=== The task ===
Write out all the data below exactly.

· · · ·

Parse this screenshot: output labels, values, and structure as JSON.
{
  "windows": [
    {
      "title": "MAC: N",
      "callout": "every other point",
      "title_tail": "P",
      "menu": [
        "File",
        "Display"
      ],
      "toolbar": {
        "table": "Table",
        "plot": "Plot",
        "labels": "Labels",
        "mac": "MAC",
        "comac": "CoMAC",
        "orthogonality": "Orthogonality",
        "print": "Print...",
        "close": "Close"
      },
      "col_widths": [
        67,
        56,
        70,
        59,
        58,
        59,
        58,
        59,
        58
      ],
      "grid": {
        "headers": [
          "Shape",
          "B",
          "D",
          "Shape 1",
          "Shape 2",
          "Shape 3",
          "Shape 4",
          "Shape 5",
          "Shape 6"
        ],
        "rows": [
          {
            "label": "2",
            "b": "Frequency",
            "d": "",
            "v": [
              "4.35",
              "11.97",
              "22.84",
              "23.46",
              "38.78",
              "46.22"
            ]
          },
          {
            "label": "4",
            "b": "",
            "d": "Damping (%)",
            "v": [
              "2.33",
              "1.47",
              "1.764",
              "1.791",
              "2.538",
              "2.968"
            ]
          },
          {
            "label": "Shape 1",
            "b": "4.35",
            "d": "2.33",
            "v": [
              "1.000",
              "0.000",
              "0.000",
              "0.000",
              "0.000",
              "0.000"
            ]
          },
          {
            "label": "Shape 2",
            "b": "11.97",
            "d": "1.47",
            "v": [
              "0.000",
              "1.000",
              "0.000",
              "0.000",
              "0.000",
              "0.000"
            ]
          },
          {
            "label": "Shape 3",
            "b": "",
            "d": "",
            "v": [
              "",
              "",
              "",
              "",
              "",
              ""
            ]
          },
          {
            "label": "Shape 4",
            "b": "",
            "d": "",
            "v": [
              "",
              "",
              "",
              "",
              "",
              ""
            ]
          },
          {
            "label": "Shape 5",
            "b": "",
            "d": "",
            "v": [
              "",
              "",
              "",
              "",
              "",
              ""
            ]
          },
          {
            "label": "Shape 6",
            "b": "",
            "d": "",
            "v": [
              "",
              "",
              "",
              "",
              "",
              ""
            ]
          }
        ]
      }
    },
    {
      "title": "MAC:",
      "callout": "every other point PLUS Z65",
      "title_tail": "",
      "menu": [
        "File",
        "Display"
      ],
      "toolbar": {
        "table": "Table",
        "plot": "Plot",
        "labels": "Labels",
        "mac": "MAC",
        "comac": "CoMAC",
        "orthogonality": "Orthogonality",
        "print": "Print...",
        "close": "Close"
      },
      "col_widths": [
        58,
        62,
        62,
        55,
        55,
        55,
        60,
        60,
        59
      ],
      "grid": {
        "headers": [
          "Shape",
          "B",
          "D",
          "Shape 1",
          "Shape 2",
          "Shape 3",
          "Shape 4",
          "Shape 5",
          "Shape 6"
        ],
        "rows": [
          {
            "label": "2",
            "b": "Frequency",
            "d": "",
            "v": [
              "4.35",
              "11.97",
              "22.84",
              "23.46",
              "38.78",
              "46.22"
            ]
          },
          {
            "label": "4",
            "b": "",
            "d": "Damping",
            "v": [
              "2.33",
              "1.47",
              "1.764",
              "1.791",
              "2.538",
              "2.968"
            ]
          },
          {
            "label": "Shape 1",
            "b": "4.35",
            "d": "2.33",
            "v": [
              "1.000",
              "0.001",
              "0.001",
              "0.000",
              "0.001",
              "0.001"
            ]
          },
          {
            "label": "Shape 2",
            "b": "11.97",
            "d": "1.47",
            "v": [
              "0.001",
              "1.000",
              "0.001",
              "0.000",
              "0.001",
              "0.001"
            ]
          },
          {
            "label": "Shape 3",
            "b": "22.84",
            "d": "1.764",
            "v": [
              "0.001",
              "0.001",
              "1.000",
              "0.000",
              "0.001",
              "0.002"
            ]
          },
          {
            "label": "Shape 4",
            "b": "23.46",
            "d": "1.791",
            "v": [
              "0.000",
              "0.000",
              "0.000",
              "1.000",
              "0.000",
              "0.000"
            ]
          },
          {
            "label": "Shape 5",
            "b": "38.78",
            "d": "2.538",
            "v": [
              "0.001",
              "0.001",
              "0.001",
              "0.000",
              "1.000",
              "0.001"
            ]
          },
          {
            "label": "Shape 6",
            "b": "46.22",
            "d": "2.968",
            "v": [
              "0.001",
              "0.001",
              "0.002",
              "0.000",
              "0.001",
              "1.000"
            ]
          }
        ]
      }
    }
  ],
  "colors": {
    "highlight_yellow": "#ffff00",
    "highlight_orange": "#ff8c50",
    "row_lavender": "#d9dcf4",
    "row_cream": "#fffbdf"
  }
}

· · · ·

=== Solution for this exercise ===
Parse this screenshot: output labels, values, and structure as JSON.
{
  "windows": [
    {
      "title": "MAC: N",
      "callout": "every other point",
      "title_tail": "P",
      "menu": [
        "File",
        "Display"
      ],
      "toolbar": {
        "table": "Table",
        "plot": "Plot",
        "labels": "Labels",
        "mac": "MAC",
        "comac": "CoMAC",
        "orthogonality": "Orthogonality",
        "print": "Print...",
        "close": "Close"
      },
      "col_widths": [
        67,
        56,
        70,
        59,
        58,
        59,
        58,
        59,
        58
      ],
      "grid": {
        "headers": [
          "Shape",
          "B",
          "D",
          "Shape 1",
          "Shape 2",
          "Shape 3",
          "Shape 4",
          "Shape 5",
          "Shape 6"
        ],
        "rows": [
          {
            "label": "2",
            "b": "Frequency",
            "d": "",
            "v": [
              "4.35",
              "11.97",
              "22.84",
              "23.46",
              "38.78",
              "46.22"
            ]
          },
          {
            "label": "4",
            "b": "",
            "d": "Damping (%)",
            "v": [
              "2.33",
              "1.47",
              "1.764",
              "1.791",
              "2.538",
              "2.968"
            ]
          },
          {
            "label": "Shape 1",
            "b": "4.35",
            "d": "2.33",
            "v": [
              "1.000",
              "0.000",
              "0.000",
              "0.000",
              "0.000",
              "0.000"
            ]
          },
          {
            "label": "Shape 2",
            "b": "11.97",
            "d": "1.47",
            "v": [
              "0.000",
              "1.000",
              "0.000",
              "0.000",
              "0.000",
              "0.000"
            ]
          },
          {
            "label": "Shape 3",
            "b": "",
            "d": "",
            "v": [
              "",
              "",
              "",
              "",
              "",
              ""
            ]
          },
          {
            "label": "Shape 4",
            "b": "",
            "d": "",
            "v": [
              "",
              "",
              "",
              "",
              "",
              ""
            ]
          },
          {
            "label": "Shape 5",
            "b": "",
            "d": "",
            "v": [
              "",
              "",
              "",
              "",
              "",
              ""
            ]
          },
          {
            "label": "Shape 6",
            "b": "",
            "d": "",
            "v": [
              "",
              "",
              "",
              "",
              "",
              ""
            ]
          }
        ]
      }
    },
    {
      "title": "MAC:",
      "callout": "every other point PLUS Z65",
      "title_tail": "",
      "menu": [
        "File",
        "Display"
      ],
      "toolbar": {
        "table": "Table",
        "plot": "Plot",
        "labels": "Labels",
        "mac": "MAC",
        "comac": "CoMAC",
        "orthogonality": "Orthogonality",
        "print": "Print...",
        "close": "Close"
      },
      "col_widths": [
        58,
        62,
        62,
        55,
        55,
        55,
        60,
        60,
        59
      ],
      "grid": {
        "headers": [
          "Shape",
          "B",
          "D",
          "Shape 1",
          "Shape 2",
          "Shape 3",
          "Shape 4",
          "Shape 5",
          "Shape 6"
        ],
        "rows": [
          {
            "label": "2",
            "b": "Frequency",
            "d": "",
            "v": [
              "4.35",
              "11.97",
              "22.84",
              "23.46",
              "38.78",
              "46.22"
            ]
          },
          {
            "label": "4",
            "b": "",
            "d": "Damping",
            "v": [
              "2.33",
              "1.47",
              "1.764",
              "1.791",
              "2.538",
              "2.968"
            ]
          },
          {
            "label": "Shape 1",
            "b": "4.35",
            "d": "2.33",
            "v": [
              "1.000",
              "0.001",
              "0.001",
              "0.000",
              "0.001",
              "0.001"
            ]
          },
          {
            "label": "Shape 2",
            "b": "11.97",
            "d": "1.47",
            "v": [
              "0.001",
              "1.000",
              "0.001",
              "0.000",
              "0.001",
              "0.001"
            ]
          },
          {
            "label": "Shape 3",
            "b": "22.84",
            "d": "1.764",
            "v": [
              "0.001",
              "0.001",
              "1.000",
              "0.000",
              "0.001",
              "0.002"
            ]
          },
          {
            "label": "Shape 4",
            "b": "23.46",
            "d": "1.791",
            "v": [
              "0.000",
              "0.000",
              "0.000",
              "1.000",
              "0.000",
              "0.000"
            ]
          },
          {
            "label": "Shape 5",
            "b": "38.78",
            "d": "2.538",
            "v": [
              "0.001",
              "0.001",
              "0.001",
              "0.000",
              "1.000",
              "0.001"
            ]
          },
          {
            "label": "Shape 6",
            "b": "46.22",
            "d": "2.968",
            "v": [
              "0.001",
              "0.001",
              "0.002",
              "0.000",
              "0.001",
              "1.000"
            ]
          }
        ]
      }
    }
  ],
  "colors": {
    "highlight_yellow": "#ffff00",
    "highlight_orange": "#ff8c50",
    "row_lavender": "#d9dcf4",
    "row_cream": "#fffbdf"
  }
}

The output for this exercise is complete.